The 'Myth Attack'
Responding to the
'knee jerk reactions' ...
"Telework means working from home."
can involve the home, but it can also be based in ‘telecentres’, shared
offices and other locations. To concentrate purely on the home environment
is to side-track and distort the argument. Even when the home is involved,
there is a world of difference between working from home full time and working
home for a day or two every week.
"Telework means expensive technology and
Mercury (the British telecommunications firm) began promoting telework it
said a teleworker needs only a telephone and a pencil and paper. Being a
bit more realistic, a teleworker needs the ‘tools of their trade’ and
appropriate communication solutions. These will vary on a case-by-case
"Telework is revolutionary and abnormal."
WRONG Before the
job requirements of the time made it essential that employees worked in
offices and crowded into cities, everyone worked in their homes. Telework
is evolutionary, building on changes in both society and work and
capitalising on advances in technology and management. When it comes to
considering normality, what is normal is rarely very smart but, more
importantly, cramming employees into air-conditioned glass and steel
mausoleums, when there are sensible alternatives, is a much better
demonstration of abnormality.
"Telework means I'm paying for two offices."
Who is paying for what is something that must be agreed between employers
and employees – there are many options. A home office would be much
cheaper than a company car. Where implementation costs are involved, they
can be planned for, after a pilot study within the company: the
productivity increase and lower recruitment and retention costs normally
cover any extra expense.
"Telework is an employment issue – it
doesn't concern me."
the telework agreement is between employer and employee, telework affects
traffic, pollution, local services, employee stress and occupational
health, and the costs of office accommodation. It is about families,
flexibility, lifestyles, competitiveness and efficiency. There is scarcely
a problem or issue in the modern world that is not somehow related to
telework. And all it takes is a small change in the way employers and
"Telework only works where long commutes are
can deliver many of its benefits without considering commuting at all.
After all, companies who endorse telework are rarely concerned with the
employee's commute. (The argument that we don't have the same
commuting problems as are seen elsewhere, and therefore don't need to consider
telework, is wrong and irrelevant. It is wrong because we are already
thinking of spending millions to overcome commuting traffic jams, and it
is irrelevant because there are many other reasons why telework is a good
"Telework means I'll never see my staff."
does not mean employees are out of the office all day, every day. Telework
can work even if the employee is out of the office only one day a week, or
three hours every day, or if some other arrangement is agreed. The average
US teleworker is out of the traditional work place just under two days a
"Telework is a women’s or child care issue."
Telework might help with the

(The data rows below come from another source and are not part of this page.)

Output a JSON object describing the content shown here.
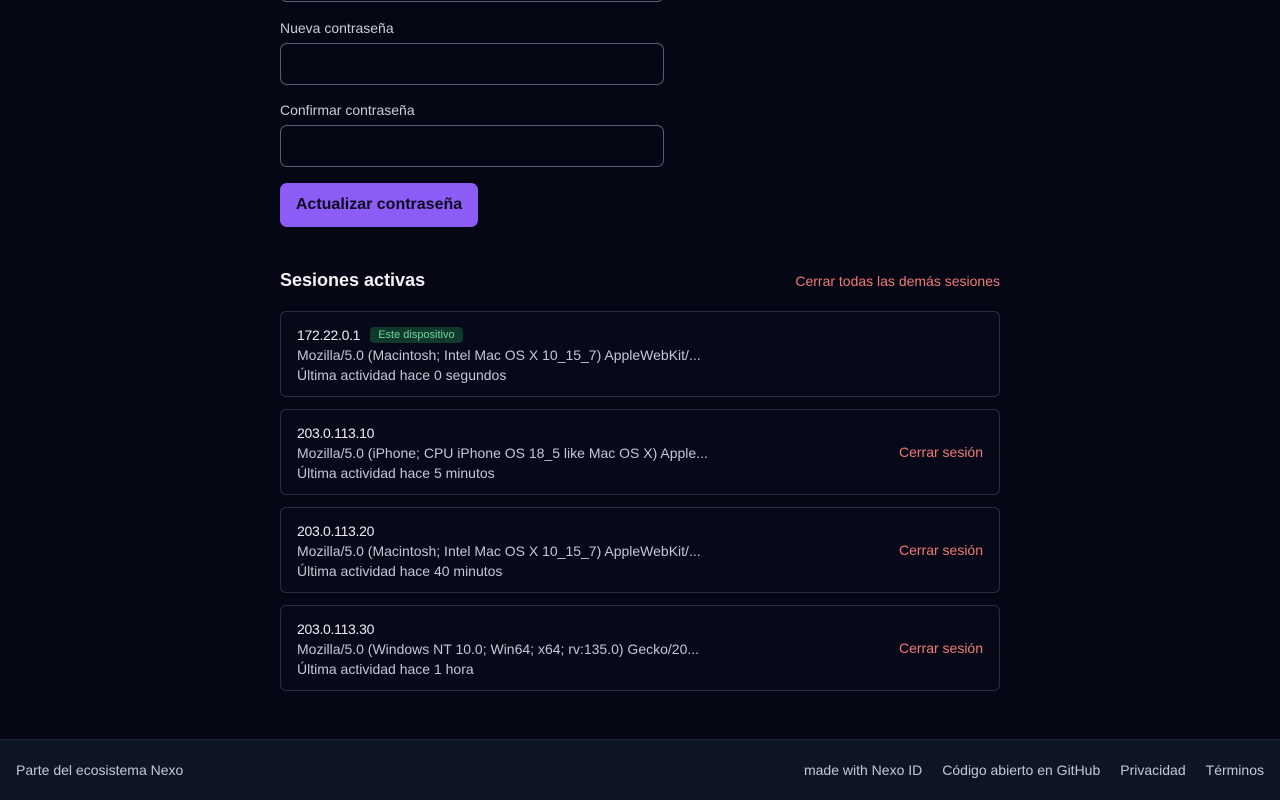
{
  "password_form": {
    "new_password_label": "Nueva contraseña",
    "new_password_value": "",
    "confirm_password_label": "Confirmar contraseña",
    "confirm_password_value": "",
    "submit_label": "Actualizar contraseña"
  },
  "sessions": {
    "title": "Sesiones activas",
    "logout_all_label": "Cerrar todas las demás sesiones",
    "items": [
      {
        "ip": "172.22.0.1",
        "badge": "Este dispositivo",
        "user_agent": "Mozilla/5.0 (Macintosh; Intel Mac OS X 10_15_7) AppleWebKit/...",
        "last_activity": "Última actividad hace 0 segundos"
      },
      {
        "ip": "203.0.113.10",
        "user_agent": "Mozilla/5.0 (iPhone; CPU iPhone OS 18_5 like Mac OS X) Apple...",
        "last_activity": "Última actividad hace 5 minutos",
        "logout_label": "Cerrar sesión"
      },
      {
        "ip": "203.0.113.20",
        "user_agent": "Mozilla/5.0 (Macintosh; Intel Mac OS X 10_15_7) AppleWebKit/...",
        "last_activity": "Última actividad hace 40 minutos",
        "logout_label": "Cerrar sesión"
      },
      {
        "ip": "203.0.113.30",
        "user_agent": "Mozilla/5.0 (Windows NT 10.0; Win64; x64; rv:135.0) Gecko/20...",
        "last_activity": "Última actividad hace 1 hora",
        "logout_label": "Cerrar sesión"
      }
    ]
  },
  "footer": {
    "left_text": "Parte del ecosistema Nexo",
    "links": [
      "made with Nexo ID",
      "Código abierto en GitHub",
      "Privacidad",
      "Términos"
    ]
  },
  "colors": {
    "background": "#050714",
    "accent": "#8b5cf6",
    "danger_link": "#f07a76",
    "badge_bg": "#0f3a2b",
    "badge_text": "#6fd3a1",
    "footer_bg": "#0e1626"
  }
}
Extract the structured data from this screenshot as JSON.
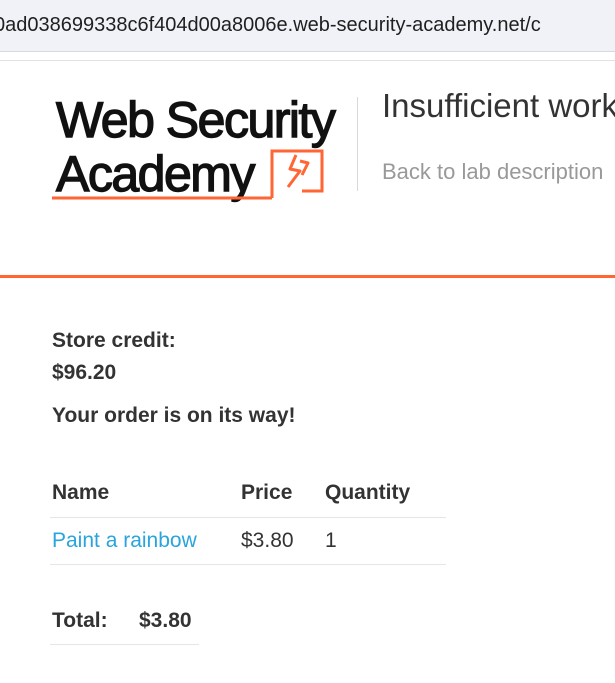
{
  "browser": {
    "url": "0ad038699338c6f404d00a8006e.web-security-academy.net/c"
  },
  "header": {
    "logo_text_line1": "Web Security",
    "logo_text_line2": "Academy",
    "lab_title": "Insufficient workflow validation",
    "back_link": "Back to lab description"
  },
  "colors": {
    "accent": "#ff6633",
    "link": "#29a4dc",
    "text": "#333333",
    "muted": "#999999"
  },
  "store": {
    "credit_label": "Store credit:",
    "credit_value": "$96.20",
    "order_message": "Your order is on its way!"
  },
  "cart": {
    "headers": [
      "Name",
      "Price",
      "Quantity"
    ],
    "rows": [
      {
        "name": "Paint a rainbow",
        "price": "$3.80",
        "quantity": "1"
      }
    ]
  },
  "total": {
    "label": "Total:",
    "value": "$3.80"
  }
}
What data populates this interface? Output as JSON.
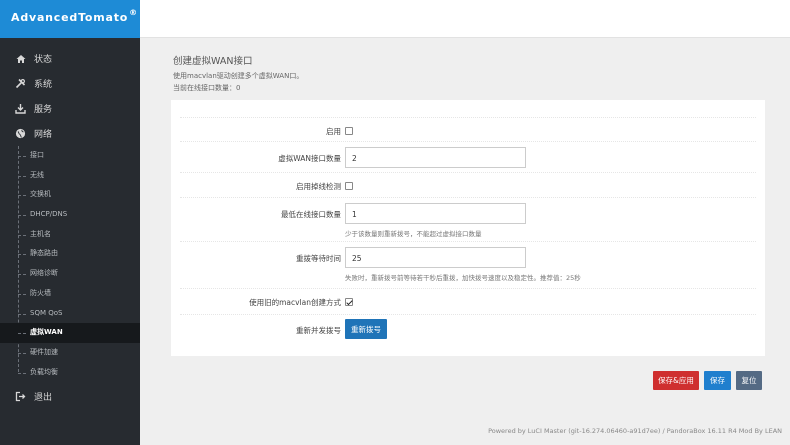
{
  "brand": {
    "name": "AdvancedTomato",
    "mark": "®"
  },
  "sidebar": {
    "items": [
      {
        "icon": "home-icon",
        "label": "状态"
      },
      {
        "icon": "tools-icon",
        "label": "系统"
      },
      {
        "icon": "download-icon",
        "label": "服务"
      },
      {
        "icon": "globe-icon",
        "label": "网络"
      }
    ],
    "network_sub": [
      "接口",
      "无线",
      "交换机",
      "DHCP/DNS",
      "主机名",
      "静态路由",
      "网络诊断",
      "防火墙",
      "SQM QoS",
      "虚拟WAN",
      "硬件加速",
      "负载均衡"
    ],
    "active_sub": "虚拟WAN",
    "logout": {
      "icon": "logout-icon",
      "label": "退出"
    }
  },
  "page": {
    "title": "创建虚拟WAN接口",
    "desc1": "使用macvlan驱动创建多个虚拟WAN口。",
    "desc2": "当前在线接口数量：0"
  },
  "form": {
    "enable": {
      "label": "启用",
      "checked": false
    },
    "count": {
      "label": "虚拟WAN接口数量",
      "value": "2"
    },
    "detect": {
      "label": "启用掉线检测",
      "checked": false
    },
    "min_online": {
      "label": "最低在线接口数量",
      "value": "1",
      "help": "少于该数量则重新拨号，不能超过虚拟接口数量"
    },
    "wait": {
      "label": "重拨等待时间",
      "value": "25",
      "help": "失败时，重新拨号前等待若干秒后重拨，加快拨号速度以及稳定性。推荐值：25秒"
    },
    "legacy": {
      "label": "使用旧的macvlan创建方式",
      "checked": true
    },
    "redial": {
      "label": "重新并发拨号",
      "button": "重新拨号"
    }
  },
  "actions": {
    "save_apply": "保存&应用",
    "save": "保存",
    "reset": "复位"
  },
  "footer": "Powered by LuCI Master (git-16.274.06460-a91d7ee) / PandoraBox 16.11 R4 Mod By LEAN",
  "colors": {
    "brand_bg": "#1e8bd6",
    "sidebar_bg": "#272b30",
    "primary": "#1f74b8",
    "danger": "#cf2f2f"
  }
}
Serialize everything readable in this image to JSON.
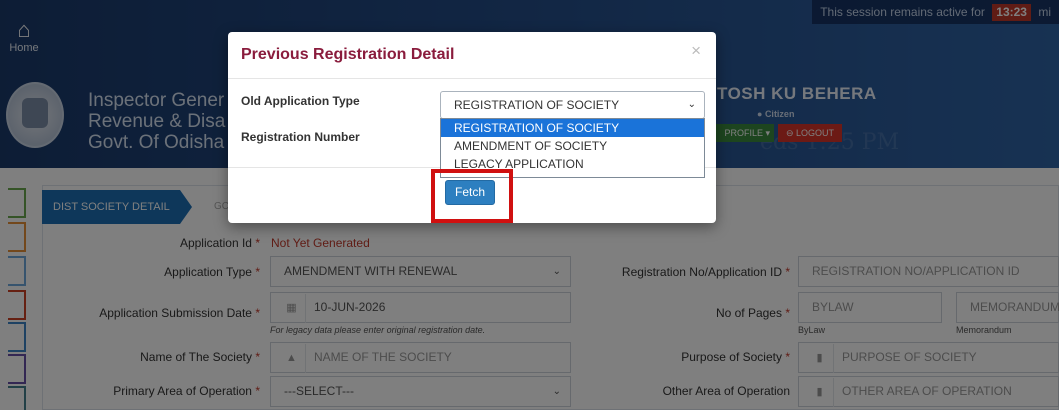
{
  "header": {
    "home_label": "Home",
    "org_lines": [
      "Inspector Gener",
      "Revenue & Disa",
      "Govt. Of Odisha"
    ],
    "session_text": "This session remains active for",
    "session_time": "13:23",
    "session_unit": "mi",
    "user_name": "TOSH KU BEHERA",
    "user_role": "Citizen",
    "profile_label": "PROFILE ▾",
    "logout_label": "⊖ LOGOUT",
    "bg_clock": "eds 1:25 PM"
  },
  "tabs": {
    "active": "DIST SOCIETY DETAIL",
    "next": "GC"
  },
  "form": {
    "application_id_label": "Application Id",
    "application_id_value": "Not Yet Generated",
    "application_type_label": "Application Type",
    "application_type_value": "AMENDMENT WITH RENEWAL",
    "registration_no_label": "Registration No/Application ID",
    "registration_no_placeholder": "REGISTRATION NO/APPLICATION ID",
    "submission_date_label": "Application Submission Date",
    "submission_date_value": "10-JUN-2026",
    "submission_hint": "For legacy data please enter original registration date.",
    "no_of_pages_label": "No of Pages",
    "bylaw_placeholder": "BYLAW",
    "bylaw_sub": "ByLaw",
    "memorandum_placeholder": "MEMORANDUM",
    "memorandum_sub": "Memorandum",
    "society_name_label": "Name of The Society",
    "society_name_placeholder": "NAME OF THE SOCIETY",
    "purpose_label": "Purpose of Society",
    "purpose_placeholder": "PURPOSE OF SOCIETY",
    "primary_area_label": "Primary Area of Operation",
    "primary_area_value": "---SELECT---",
    "other_area_label": "Other Area of Operation",
    "other_area_placeholder": "OTHER AREA OF OPERATION"
  },
  "modal": {
    "title": "Previous Registration Detail",
    "close": "×",
    "old_app_type_label": "Old Application Type",
    "old_app_type_value": "REGISTRATION OF SOCIETY",
    "registration_number_label": "Registration Number",
    "dropdown_options": [
      "REGISTRATION OF SOCIETY",
      "AMENDMENT OF SOCIETY",
      "LEGACY APPLICATION"
    ],
    "fetch_label": "Fetch"
  },
  "colors": {
    "header_bg": "#234b86",
    "modal_title": "#8a1c3d",
    "primary_button": "#2d7fc0",
    "highlight": "#d01010",
    "required": "#c0392b"
  }
}
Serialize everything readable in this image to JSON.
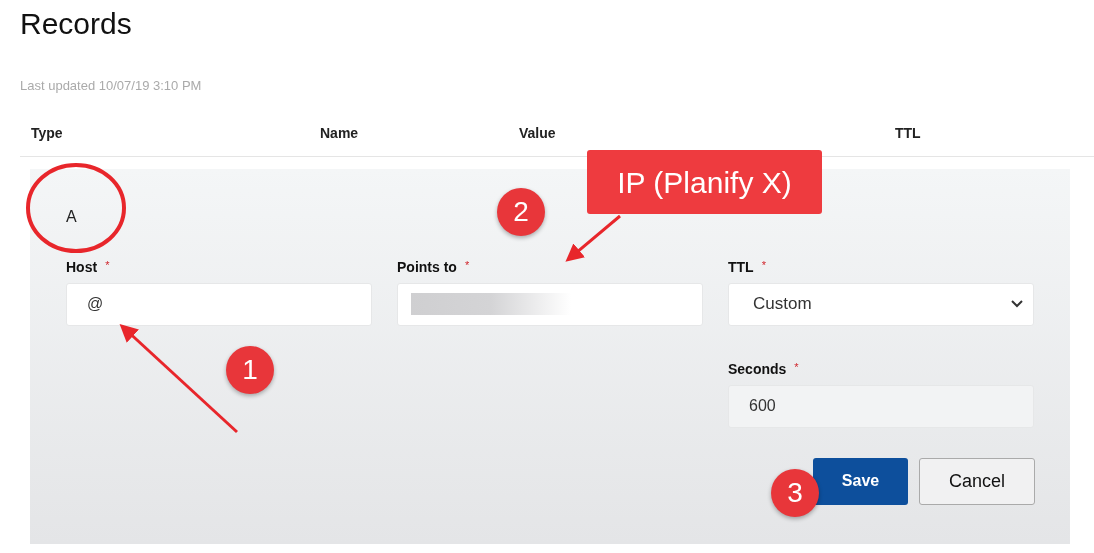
{
  "page": {
    "title": "Records",
    "last_updated": "Last updated 10/07/19 3:10 PM"
  },
  "table": {
    "columns": [
      "Type",
      "Name",
      "Value",
      "TTL"
    ]
  },
  "record_form": {
    "type": "A",
    "fields": [
      {
        "kind": "text",
        "label": "Host",
        "required_mark": "*",
        "value": "@"
      },
      {
        "kind": "redacted",
        "label": "Points to",
        "required_mark": "*"
      },
      {
        "kind": "select",
        "label": "TTL",
        "required_mark": "*",
        "value": "Custom"
      },
      {
        "kind": "text",
        "label": "Seconds",
        "required_mark": "*",
        "value": "600"
      }
    ],
    "buttons": [
      {
        "kind": "primary",
        "label": "Save"
      },
      {
        "kind": "secondary",
        "label": "Cancel"
      }
    ]
  },
  "annotations": {
    "callout": "IP (Planify X)",
    "badges": [
      "1",
      "2",
      "3"
    ]
  }
}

work/family balance but that doesn’t mean it’s all about child-care. Even
if it was, child-care is not solely a 'women’s issue'. Telework is not
solely about child-care. In fact, child-care can pose problems for
telework. Further, it doesn’t really matter what fuels the demand for
telework – child-care might be one of a number of issues. The demand
will be there, for one reason or another. The question is how we are going
to respond to it.
"Telework means I won't know my staff are
Teleworkers will continue to produce the work that is expected of them,
wherever they are. If managers measure the work produced, they will always
know whether the teleworker is working.
"Telework is not right for every company
or every employee."
say that it is not right for some companies doesn't mean that it is not right
for your company. This is not an argument against telework: it is
an argument for its implementation by the companies it is right for. That
it is not right for everyone further underlines the need for ensuring that
telework is a voluntary and mutual agreement, based on a clearly
Telework is already a popular method of
organising work-places, satisfying employee aspirations,
community-wide challenges. Unfortunately, whenever it is mentioned,
knee-jerk reactions distort the debate, confuse the issues
and mean that attempts at serious
consideration are still-born. Some of
these reactions (with responses) are listed on the left.
Many other questions could be raised and
myths promulgated but the questions raised about telework
must also be
raised about the traditional business. For example, if the prospect of
a real threat in a telework arrangement, it is normally a
real threat in the traditional work-place
as well; how you manage
teleworkers will depend on how you manage your current staff; the
technology teleworkers will need is the same as staff currently need; and
It is unfair to attack telework for
problems that already exist in the traditional work place.
This is best guarded against by ensuring that every question about telework is
answered first for the traditional workplace. For example, the question
'How will I know
my staff are working?' is best answered by asking 'How do
you know they are working now?'.